%%
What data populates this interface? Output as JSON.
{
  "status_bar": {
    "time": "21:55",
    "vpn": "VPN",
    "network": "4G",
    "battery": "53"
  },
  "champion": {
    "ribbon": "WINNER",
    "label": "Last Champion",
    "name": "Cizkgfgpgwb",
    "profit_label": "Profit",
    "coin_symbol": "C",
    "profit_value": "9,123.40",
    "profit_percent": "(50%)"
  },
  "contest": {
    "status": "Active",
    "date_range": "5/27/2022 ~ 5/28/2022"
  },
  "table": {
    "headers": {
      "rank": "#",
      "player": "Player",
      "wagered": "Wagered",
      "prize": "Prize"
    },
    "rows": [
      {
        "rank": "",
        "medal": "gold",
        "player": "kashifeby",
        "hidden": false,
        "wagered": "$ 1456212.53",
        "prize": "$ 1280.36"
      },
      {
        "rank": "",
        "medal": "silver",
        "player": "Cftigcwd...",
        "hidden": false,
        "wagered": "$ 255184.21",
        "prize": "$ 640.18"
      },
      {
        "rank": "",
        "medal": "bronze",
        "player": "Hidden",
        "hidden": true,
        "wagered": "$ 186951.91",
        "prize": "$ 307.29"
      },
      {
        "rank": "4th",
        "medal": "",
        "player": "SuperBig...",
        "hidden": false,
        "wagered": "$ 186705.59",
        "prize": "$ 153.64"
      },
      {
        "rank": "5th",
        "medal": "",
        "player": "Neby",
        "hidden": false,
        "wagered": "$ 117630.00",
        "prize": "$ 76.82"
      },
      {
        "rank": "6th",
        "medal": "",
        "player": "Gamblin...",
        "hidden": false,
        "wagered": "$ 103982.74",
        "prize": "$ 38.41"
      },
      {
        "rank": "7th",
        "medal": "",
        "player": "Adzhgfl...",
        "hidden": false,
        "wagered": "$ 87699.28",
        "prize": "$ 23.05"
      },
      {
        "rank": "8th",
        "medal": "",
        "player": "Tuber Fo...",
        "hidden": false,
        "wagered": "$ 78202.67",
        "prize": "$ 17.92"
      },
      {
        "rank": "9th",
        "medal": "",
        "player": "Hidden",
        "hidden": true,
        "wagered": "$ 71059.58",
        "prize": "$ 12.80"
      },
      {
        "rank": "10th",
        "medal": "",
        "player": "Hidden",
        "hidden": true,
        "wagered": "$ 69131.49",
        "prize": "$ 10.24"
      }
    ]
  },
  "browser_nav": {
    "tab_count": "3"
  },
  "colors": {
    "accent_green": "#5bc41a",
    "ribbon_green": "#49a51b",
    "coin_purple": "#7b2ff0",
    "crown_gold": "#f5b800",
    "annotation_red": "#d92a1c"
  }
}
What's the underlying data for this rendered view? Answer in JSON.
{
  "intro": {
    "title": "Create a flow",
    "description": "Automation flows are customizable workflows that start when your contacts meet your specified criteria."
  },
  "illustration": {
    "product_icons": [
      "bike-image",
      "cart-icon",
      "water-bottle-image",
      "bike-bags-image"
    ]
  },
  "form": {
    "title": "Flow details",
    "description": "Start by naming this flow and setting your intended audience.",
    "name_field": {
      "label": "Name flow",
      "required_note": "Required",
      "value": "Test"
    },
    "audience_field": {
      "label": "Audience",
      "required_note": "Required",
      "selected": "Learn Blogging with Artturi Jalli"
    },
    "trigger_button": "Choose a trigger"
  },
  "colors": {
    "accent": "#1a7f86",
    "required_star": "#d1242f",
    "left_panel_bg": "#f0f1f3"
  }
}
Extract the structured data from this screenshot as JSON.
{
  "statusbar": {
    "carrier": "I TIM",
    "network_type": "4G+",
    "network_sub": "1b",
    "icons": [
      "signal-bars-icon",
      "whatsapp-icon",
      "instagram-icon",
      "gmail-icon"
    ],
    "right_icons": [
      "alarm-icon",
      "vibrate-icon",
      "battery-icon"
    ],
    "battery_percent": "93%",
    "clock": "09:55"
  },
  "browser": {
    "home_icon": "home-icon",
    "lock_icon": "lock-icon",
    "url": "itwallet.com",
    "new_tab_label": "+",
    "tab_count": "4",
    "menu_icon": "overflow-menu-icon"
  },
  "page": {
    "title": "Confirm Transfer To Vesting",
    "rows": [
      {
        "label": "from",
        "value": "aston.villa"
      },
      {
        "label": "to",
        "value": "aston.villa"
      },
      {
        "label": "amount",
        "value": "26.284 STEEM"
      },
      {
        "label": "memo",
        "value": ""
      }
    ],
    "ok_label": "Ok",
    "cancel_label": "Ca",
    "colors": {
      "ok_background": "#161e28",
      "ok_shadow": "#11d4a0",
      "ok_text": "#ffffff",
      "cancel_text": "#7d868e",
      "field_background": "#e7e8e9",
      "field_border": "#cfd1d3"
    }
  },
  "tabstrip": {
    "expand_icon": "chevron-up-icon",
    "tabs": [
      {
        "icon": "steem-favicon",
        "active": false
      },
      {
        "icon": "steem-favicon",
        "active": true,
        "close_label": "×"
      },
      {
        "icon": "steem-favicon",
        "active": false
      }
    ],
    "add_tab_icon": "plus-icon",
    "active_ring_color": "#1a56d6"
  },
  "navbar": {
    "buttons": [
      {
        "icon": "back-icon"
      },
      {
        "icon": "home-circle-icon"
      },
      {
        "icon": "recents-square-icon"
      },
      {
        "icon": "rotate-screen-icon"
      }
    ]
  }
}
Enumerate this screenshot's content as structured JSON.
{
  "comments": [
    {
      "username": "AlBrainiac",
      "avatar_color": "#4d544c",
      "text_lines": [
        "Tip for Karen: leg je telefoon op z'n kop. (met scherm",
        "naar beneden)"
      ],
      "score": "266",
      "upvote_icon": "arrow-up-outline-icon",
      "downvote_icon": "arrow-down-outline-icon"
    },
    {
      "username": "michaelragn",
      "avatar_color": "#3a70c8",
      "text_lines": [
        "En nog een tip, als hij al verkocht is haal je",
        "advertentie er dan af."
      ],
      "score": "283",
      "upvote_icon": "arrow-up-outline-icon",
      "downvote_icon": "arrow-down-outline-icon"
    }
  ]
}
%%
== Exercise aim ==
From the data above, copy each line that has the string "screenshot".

== Problem solution ==
Extract the structured data from this screenshot as JSON.
Enumerate this screenshot's content as structured JSON.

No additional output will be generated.